(PROVIDED DATA Opens)

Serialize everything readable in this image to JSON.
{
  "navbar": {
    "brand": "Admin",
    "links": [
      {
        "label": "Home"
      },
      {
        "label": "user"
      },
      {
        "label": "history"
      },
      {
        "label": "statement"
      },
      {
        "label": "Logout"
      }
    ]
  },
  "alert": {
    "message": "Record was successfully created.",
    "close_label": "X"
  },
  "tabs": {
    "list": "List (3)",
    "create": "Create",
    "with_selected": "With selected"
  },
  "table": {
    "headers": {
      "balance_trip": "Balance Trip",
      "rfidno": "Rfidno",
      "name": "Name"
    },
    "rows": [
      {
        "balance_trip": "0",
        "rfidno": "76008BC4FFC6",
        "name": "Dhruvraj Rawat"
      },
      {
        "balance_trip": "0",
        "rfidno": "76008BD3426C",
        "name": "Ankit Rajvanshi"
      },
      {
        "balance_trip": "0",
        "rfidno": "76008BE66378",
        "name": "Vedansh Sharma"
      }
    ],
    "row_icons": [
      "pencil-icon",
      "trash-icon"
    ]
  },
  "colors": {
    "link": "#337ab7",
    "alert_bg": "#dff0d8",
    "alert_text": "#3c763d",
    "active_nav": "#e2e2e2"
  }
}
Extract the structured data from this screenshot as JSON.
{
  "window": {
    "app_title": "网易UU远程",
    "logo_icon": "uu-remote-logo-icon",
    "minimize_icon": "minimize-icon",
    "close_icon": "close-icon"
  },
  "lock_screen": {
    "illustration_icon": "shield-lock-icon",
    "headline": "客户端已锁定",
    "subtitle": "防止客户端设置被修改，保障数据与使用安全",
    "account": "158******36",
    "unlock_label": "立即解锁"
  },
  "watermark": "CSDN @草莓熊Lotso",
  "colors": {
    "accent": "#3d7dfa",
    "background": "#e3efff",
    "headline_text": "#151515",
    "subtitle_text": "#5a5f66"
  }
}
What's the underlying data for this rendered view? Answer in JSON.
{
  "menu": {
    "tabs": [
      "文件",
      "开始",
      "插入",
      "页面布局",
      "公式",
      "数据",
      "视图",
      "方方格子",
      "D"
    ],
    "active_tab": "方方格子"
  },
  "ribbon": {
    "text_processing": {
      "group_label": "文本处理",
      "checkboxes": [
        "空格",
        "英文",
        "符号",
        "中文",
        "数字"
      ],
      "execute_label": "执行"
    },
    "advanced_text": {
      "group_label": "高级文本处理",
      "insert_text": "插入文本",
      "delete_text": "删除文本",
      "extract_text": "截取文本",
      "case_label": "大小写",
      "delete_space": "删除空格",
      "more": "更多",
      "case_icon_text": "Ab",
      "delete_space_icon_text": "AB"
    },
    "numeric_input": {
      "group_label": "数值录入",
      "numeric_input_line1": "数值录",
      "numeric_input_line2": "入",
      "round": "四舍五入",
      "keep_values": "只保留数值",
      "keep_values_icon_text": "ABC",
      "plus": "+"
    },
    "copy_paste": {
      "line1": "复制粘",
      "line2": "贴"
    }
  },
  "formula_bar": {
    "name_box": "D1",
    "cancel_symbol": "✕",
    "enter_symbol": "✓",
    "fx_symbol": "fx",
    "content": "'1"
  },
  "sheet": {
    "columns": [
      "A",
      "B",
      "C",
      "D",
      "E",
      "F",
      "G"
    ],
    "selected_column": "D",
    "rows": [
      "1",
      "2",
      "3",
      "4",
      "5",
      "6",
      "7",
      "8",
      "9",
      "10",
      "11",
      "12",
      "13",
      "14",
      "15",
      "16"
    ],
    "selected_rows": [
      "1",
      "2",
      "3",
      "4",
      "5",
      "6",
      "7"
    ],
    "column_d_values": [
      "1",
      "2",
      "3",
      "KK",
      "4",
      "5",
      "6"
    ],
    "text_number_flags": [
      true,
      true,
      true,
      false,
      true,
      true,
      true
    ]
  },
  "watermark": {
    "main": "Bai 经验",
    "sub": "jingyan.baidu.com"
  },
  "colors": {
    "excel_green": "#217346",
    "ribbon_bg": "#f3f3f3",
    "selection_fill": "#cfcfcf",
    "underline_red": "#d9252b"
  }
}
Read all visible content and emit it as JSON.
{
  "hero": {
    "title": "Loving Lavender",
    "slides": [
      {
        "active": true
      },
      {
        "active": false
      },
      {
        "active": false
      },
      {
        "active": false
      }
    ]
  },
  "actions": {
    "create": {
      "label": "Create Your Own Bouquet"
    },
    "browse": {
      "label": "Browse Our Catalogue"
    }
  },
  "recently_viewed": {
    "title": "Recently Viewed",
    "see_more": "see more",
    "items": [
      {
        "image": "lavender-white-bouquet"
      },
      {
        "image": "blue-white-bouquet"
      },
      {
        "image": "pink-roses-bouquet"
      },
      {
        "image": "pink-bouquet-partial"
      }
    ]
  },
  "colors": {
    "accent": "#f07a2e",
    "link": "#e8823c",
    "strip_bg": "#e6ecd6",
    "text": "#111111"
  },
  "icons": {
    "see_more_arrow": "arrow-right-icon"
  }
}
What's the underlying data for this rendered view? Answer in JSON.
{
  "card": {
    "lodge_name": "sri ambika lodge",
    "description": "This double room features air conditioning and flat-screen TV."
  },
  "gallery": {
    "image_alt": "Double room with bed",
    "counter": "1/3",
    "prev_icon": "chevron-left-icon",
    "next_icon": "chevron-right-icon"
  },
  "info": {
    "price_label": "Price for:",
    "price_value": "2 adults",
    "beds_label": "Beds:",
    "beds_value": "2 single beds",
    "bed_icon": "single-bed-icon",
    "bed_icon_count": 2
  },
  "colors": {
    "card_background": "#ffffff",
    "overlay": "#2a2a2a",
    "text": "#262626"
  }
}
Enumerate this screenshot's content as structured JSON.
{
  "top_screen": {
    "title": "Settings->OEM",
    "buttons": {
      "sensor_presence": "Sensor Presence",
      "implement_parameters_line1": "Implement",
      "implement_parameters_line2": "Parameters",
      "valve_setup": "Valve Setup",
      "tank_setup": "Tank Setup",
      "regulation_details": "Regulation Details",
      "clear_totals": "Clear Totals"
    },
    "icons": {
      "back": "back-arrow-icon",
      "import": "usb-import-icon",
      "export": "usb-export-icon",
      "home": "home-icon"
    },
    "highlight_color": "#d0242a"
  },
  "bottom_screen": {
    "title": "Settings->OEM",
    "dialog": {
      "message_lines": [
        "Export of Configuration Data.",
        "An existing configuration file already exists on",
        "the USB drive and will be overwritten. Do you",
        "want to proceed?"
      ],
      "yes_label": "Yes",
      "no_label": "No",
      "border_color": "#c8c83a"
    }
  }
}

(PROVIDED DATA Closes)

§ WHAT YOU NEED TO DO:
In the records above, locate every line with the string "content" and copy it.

§ YOUR SOLUTION:
    "content": "'1"
Read all visible content and emit it as JSON.
Enumerate this screenshot's content as structured JSON.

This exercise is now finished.